There’s no magic formula I can share with you that’ll make you write great short stories. I wish there was. If there was one it’d save me an awful lot of time. What I can tell you, though, are a few things that work for me.
Writing short stories, really, is no different to writing novels – the same principles apply. The only difference is that short stories are, well, simply shorter. And I think that can be daunting to some people – it really needn’t be.
Here are some thoughts and suggestions that, I hope, will help.
So. Where to begin? If you’d have asked the wonderful Kurt Vonnegut (whose short stories are brilliant), he’d have said ‘As close to the end as possible’. And I’d agree with that because it means we’ll be starting the story at a point where things are getting interesting.

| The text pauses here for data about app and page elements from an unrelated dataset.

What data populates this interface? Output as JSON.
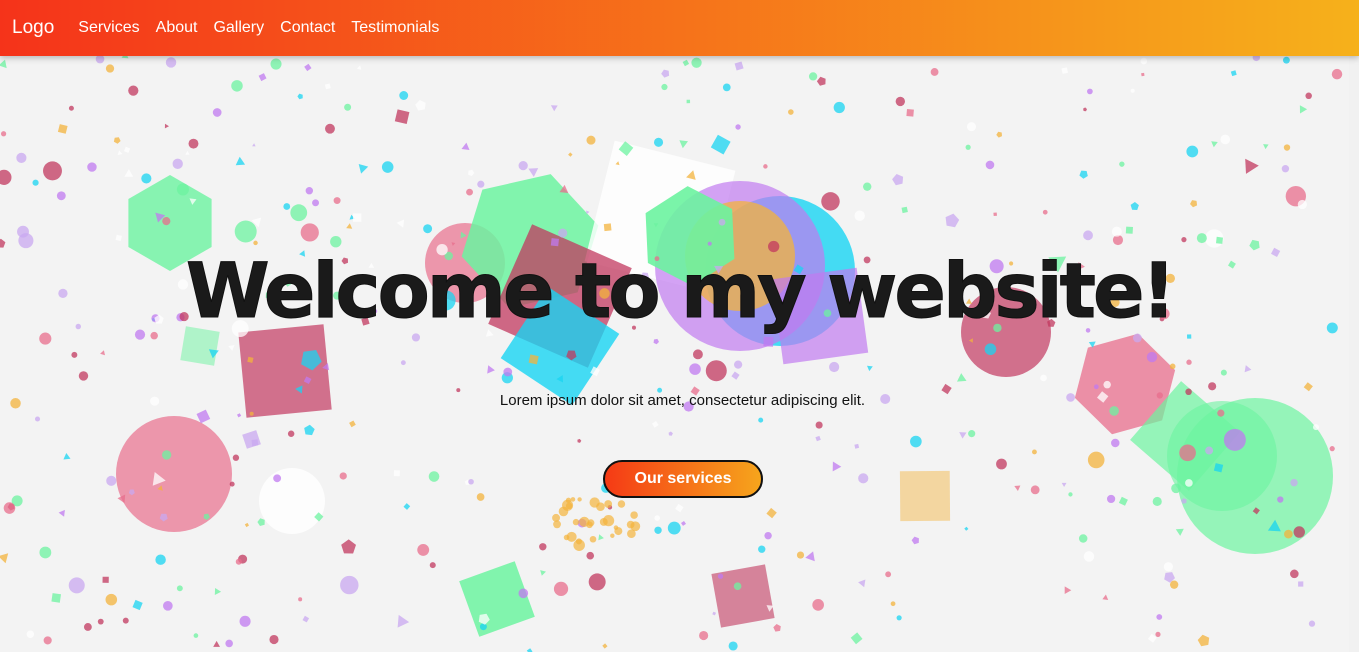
{
  "navbar": {
    "logo": "Logo",
    "links": [
      "Services",
      "About",
      "Gallery",
      "Contact",
      "Testimonials"
    ],
    "gradient_start": "#f5331a",
    "gradient_end": "#f6b11b"
  },
  "hero": {
    "title": "Welcome to my website!",
    "text": "Lorem ipsum dolor sit amet, consectetur adipiscing elit.",
    "cta_label": "Our services",
    "cta_gradient_start": "#f53a15",
    "cta_gradient_end": "#f6a51c"
  },
  "palette": {
    "background": "#f3f3f3",
    "green": "#6cf3a0",
    "pink": "#e86d8c",
    "crimson": "#c2385f",
    "cyan": "#18d4f2",
    "purple": "#c07af0",
    "lavender": "#c9a8f0",
    "orange": "#f3b33c",
    "white": "#ffffff"
  }
}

Most importantly, you need to find something or someone interesting to write about. I often find that asking myself ‘What if?’ questions help: What if someone suffered from an illness that meant they couldn’t actually stop moving?; What if someone chose to decorate their walls with Post-it notes? What if the only way a woman could shut up her husband was by taking off her clothes? That kind of thing works for me and allows me to write the story to find out the answer. It could work for you too...
One of the most common worries I’ve found people have when they’re thinking about writing short stories (or not writing them!) is that of word count. ‘But how long is a short story?’ they’ll say. ‘How long should one be?’
And my answer to them. One: Stop Worrying! And two: It’ll be as long as it is.
I honestly never worry about word count. The important thing with any story (and I’d include novels here as they’re stories too) is that, as writers, we should allow them to become what they should be. We tell the story as best we can without giving a second thought to length. The moment we start to pad things out, or cut things, for the sake of the length is the moment when the story will stop working, where it’ll get bent out of shape. And that’s the last thing we want to happen. Don’t forget that once you’ve written a first draft, the parts that need more explanation or that need to go will become apparent and can be fixed – but that should only be for the story’s sake and not so it fits in with any imposed word count.
But, if you want some guide as to what sort of shape (or length) a short story should be, I’d point you in the direction of a collection of fairy tales.
What I also find really useful, and this probably a very obvious one, is reading good contemporary shorts to see what people are doing are how they’re doing it. (I’d recommend reading people like Aimee Bender (I interviewed her about this sort of thing here (http://nikperring.blogspot.com/2010/07/aimee-bender-interview.html) ), Etgar Keret, Sarah Salway, Michael Czyzniejewski, Mary Miller, and Amy Hempel.)
Likewise, read the greats: Carver, Hemingway, Checkhov, Kafka, Vonnegut, Alice Munro, Lorrie Moore, Joyce Carol Oates, and so on. See why they’re greats.
And ENJOY it! Writing’s supposed to be fun. We’re supposed to enjoy it! Sure, edits and making something interesting into something great can be an awful lot of hard work – but that hard work’s much more enjoyable if it’s being done on something we enjoy and find interesting.
Which kinda leads me to my next point, and that’s one about content. A lot of people think that short stories are super-literary and/or overly worthy. Sure, some are. Some are boring. No different to novels. So it’s important that, as with novels, you write the story you want to write. A story doesn’t have to be anything other than good.
So, go on. Try writing one. Enjoy yourselves. You might find you actually quite like it!
Nik Perring is a writer, and occasional teacher of writing, from the north west. His short stories have been published widely in places including SmokeLong Quarterly, 3 :AM and Word Riot. They’ve also been read at events and on radio, printed on fliers and used as part of a high school distance learning course in the US.